In this activity, we will introduce children to the colors of the sky. Children love to look at clouds. Here we will focus in on the sky in which clouds float. Children will learn why the sky has such a wide range of colors.
- Observe the color of the sky
- Observe the visibility of the sky
- Discuss reasons for these sky conditions
- What’s the deepest shade of blue?
What does a distant object along the horizon look like?
What do these conditions help us to understand?
- Sky Viewer PDF
- Access to outdoors
- Standalone Lesson (no technology required)
The best way for kids to learn about sky color is for them to look at the sky on different days. This is best done outdoors, but sky watching can also be done through a clean window, preferably when the sun is away from the window.
- Engage students in the topic of sky color. Have students brainstorm what different sky colors they have seen.
- Review the perspective of horizon, above the horizon, and straight ahead. Also, review the terms clear and hazy.
- Go outdoors:
- What color is the sky near the horizon?
- What color is the sky well above the horizon?
- What color is the sky straight overhead?
- Ask children to describe the sky as they see it.
- Review the Sky Viewer with students.
- Ask your students to classify the sky according to the colors recommended by the GLOBE Program:
- Deep blue (unusually clear)
- Blue (clear)
- Light blue (somewhat hazy)
- Pale blue (very hazy)
- Milky (extremely hazy)
Explain to children the following:
- A deep blue color means a very clean sky. A deep blue sky can occur when a cold front brings in clean air from the north. A deep blue sky can also occur when clean air from over the ocean blows over the land.
- A medium blue sky suggests there might be plenty of water vapor in the sky. It can also mean the presence of sulfur from coal-burning power plants, chemical factories, and natural sources.
- A pale or milky white sky suggests the possibility of considerable air pollution, often in the form of sulfur from coal-burning power plants. In some areas, this condition occurs mainly in summer when the air is still and pollution accumulates. Smoke can cause the sky over the horizon to look gray or dark gray. Pollution from cars and trucks can cause a layer of brown or brownish orange pollution over the horizon. Major volcano eruptions can cause a hazy sky that can last for several years and cause the sky to appear brown.
Teachers and parents, please be aware that some boys may be red-green color blind. While they should be able to see the blue hue of the sky as well as other children, they might not perceive subtle differences in the colors of a polluted sky the same way.
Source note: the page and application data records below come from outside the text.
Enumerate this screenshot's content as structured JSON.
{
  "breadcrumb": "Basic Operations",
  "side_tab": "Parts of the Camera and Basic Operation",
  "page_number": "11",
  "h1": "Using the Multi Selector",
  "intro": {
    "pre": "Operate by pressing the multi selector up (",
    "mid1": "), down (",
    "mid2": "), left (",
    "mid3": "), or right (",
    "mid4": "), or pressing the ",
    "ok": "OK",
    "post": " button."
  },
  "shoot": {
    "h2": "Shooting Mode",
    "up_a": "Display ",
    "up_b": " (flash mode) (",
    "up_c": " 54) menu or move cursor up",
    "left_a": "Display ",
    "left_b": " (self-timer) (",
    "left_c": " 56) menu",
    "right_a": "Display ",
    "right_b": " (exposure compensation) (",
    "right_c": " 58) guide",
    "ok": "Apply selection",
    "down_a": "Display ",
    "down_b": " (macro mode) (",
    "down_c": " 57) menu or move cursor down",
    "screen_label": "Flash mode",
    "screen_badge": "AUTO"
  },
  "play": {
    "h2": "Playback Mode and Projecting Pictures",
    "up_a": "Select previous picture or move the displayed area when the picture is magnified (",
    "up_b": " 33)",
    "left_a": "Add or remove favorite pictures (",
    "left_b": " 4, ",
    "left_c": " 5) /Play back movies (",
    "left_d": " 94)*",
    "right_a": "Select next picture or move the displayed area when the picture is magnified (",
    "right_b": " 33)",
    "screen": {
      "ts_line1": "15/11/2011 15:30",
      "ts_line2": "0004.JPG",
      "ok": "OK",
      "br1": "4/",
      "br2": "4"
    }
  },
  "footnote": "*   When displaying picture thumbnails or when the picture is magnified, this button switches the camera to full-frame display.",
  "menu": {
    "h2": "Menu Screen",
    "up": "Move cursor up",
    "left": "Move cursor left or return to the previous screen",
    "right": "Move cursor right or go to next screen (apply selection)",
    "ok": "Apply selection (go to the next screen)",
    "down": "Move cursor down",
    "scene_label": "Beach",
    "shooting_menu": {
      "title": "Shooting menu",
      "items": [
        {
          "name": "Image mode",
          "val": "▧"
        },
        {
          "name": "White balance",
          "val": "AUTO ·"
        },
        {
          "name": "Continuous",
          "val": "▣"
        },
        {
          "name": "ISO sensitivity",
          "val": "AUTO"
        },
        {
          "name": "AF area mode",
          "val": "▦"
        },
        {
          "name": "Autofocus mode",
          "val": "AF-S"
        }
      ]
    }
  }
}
Caution: Always be safe and alert to your surroundings when sky watching. Children should be careful if they are walking while looking up at the sky. The sky scatters much of the sun’s ultraviolet rays, so sky watchers should wear sunglasses if at all possible, especially during the summer. Children should never look at or near the sun! Instead, they should watch the sky with their backs to the sun.
The sun is blinding white, but a clean sky is blue. How can this be? Click here to find out. Young students need to know that white light from the sun is actually a combination of the colors violet, blue, green, yellow and red. We know this because of the rainbow that is formed when rain droplets divide the white light from the sun into its various colors. Why is the sky blue? Molecules of air scatter the blue colors of sunlight much more effectively than the green and red colors. Therefore, a clean sky appears blue. Air pollution and natural haze can cause the sky to appear light blue or even milky white. Air pollution can cause the sky over the horizon to appear brown or gray.
Why Does NASA Study This Phenomenon?
You Can Help NASA Study Aerosols
Aerosols are very small particles floating in the sky. Although they occur in nature (like pollen), aerosols can also be human-made (like car exhaust). A milky or hazy sky is a sign that there are many aerosols in the sky.